Task goal:
Give the data again exactly, without images.

** Stored data follows **

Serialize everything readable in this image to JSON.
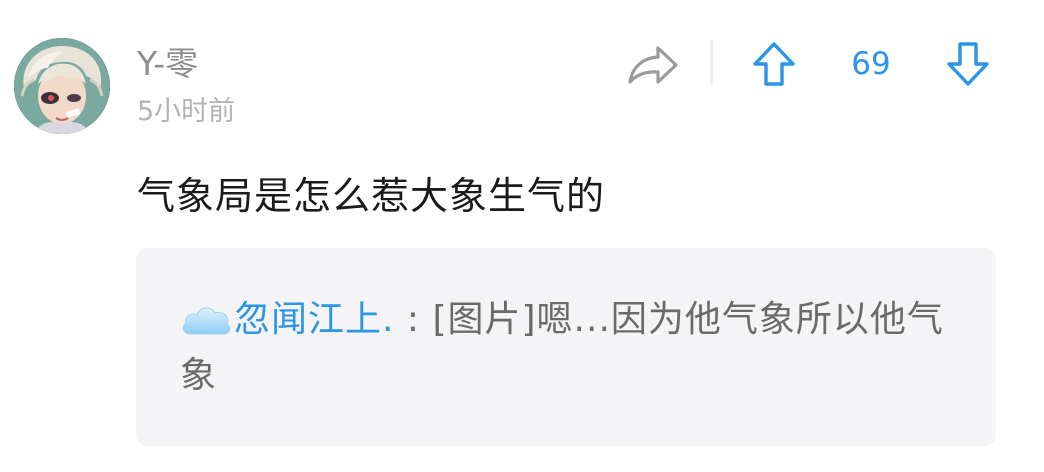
{
  "comment": {
    "username": "Y-零",
    "timestamp": "5小时前",
    "score": "69",
    "body": "气象局是怎么惹大象生气的",
    "icons": {
      "share": "share-icon",
      "upvote": "arrow-up-icon",
      "downvote": "arrow-down-icon"
    },
    "reply": {
      "username": "忽闻江上.",
      "separator": " : ",
      "text": "[图片]嗯...因为他气象所以他气象"
    }
  },
  "colors": {
    "accent": "#2b95e8",
    "username": "#8d8d8d",
    "timestamp": "#b3b3b3",
    "body": "#1b1b1b",
    "quote_bg": "#f4f4f6",
    "quote_text": "#6a6a6a",
    "icon_gray": "#9a9a9a"
  }
}
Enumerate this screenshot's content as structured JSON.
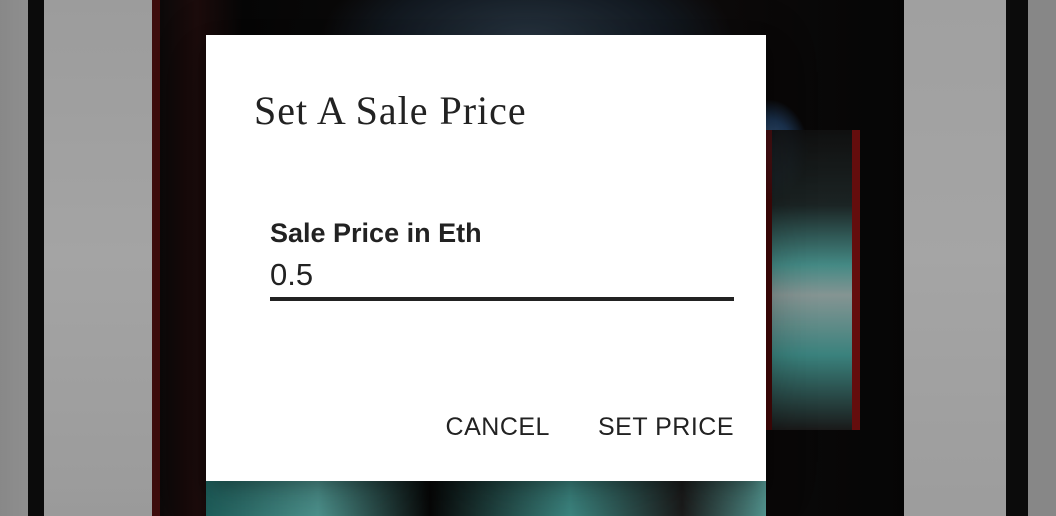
{
  "dialog": {
    "title": "Set A Sale Price",
    "field": {
      "label": "Sale Price in Eth",
      "value": "0.5"
    },
    "actions": {
      "cancel_label": "CANCEL",
      "confirm_label": "SET PRICE"
    }
  },
  "colors": {
    "dialog_background": "#ffffff",
    "text": "#222222",
    "scrim": "rgba(0,0,0,0.32)"
  }
}
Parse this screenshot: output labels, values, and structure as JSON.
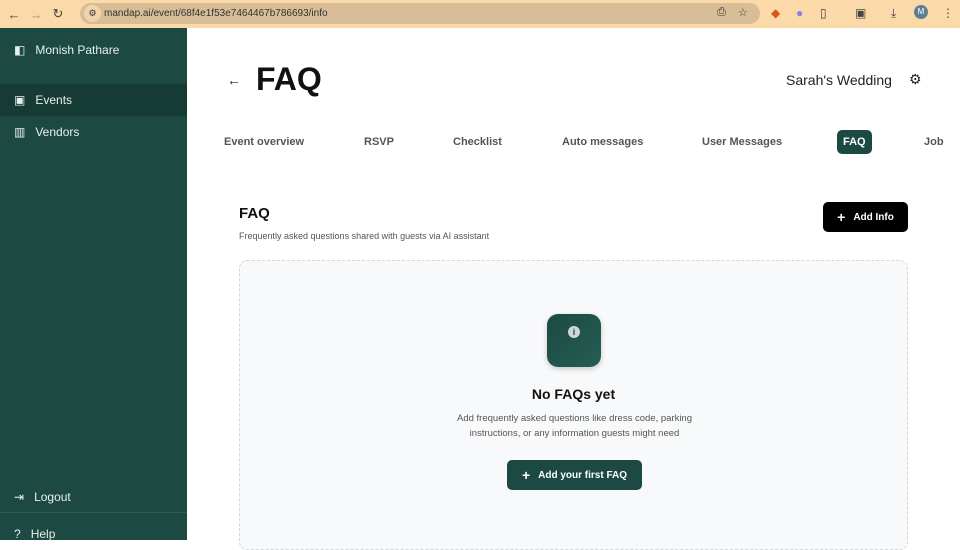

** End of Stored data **

Answer section:
Serialize everything readable in this image to JSON.
{
  "comment": {
    "username": "Y-零",
    "timestamp": "5小时前",
    "score": "69",
    "body": "气象局是怎么惹大象生气的",
    "icons": {
      "share": "share-icon",
      "upvote": "arrow-up-icon",
      "downvote": "arrow-down-icon"
    },
    "reply": {
      "username": "忽闻江上.",
      "separator": " : ",
      "text": "[图片]嗯...因为他气象所以他气象"
    }
  },
  "colors": {
    "accent": "#2b95e8",
    "username": "#8d8d8d",
    "timestamp": "#b3b3b3",
    "body": "#1b1b1b",
    "quote_bg": "#f4f4f6",
    "quote_text": "#6a6a6a",
    "icon_gray": "#9a9a9a"
  }
}
Enumerate this screenshot's content as structured JSON.
{
  "dialog": {
    "title": "Set A Sale Price",
    "field": {
      "label": "Sale Price in Eth",
      "value": "0.5"
    },
    "actions": {
      "cancel_label": "CANCEL",
      "confirm_label": "SET PRICE"
    }
  },
  "colors": {
    "dialog_background": "#ffffff",
    "text": "#222222",
    "scrim": "rgba(0,0,0,0.32)"
  }
}
Parse this screenshot: output labels, values, and structure as JSON.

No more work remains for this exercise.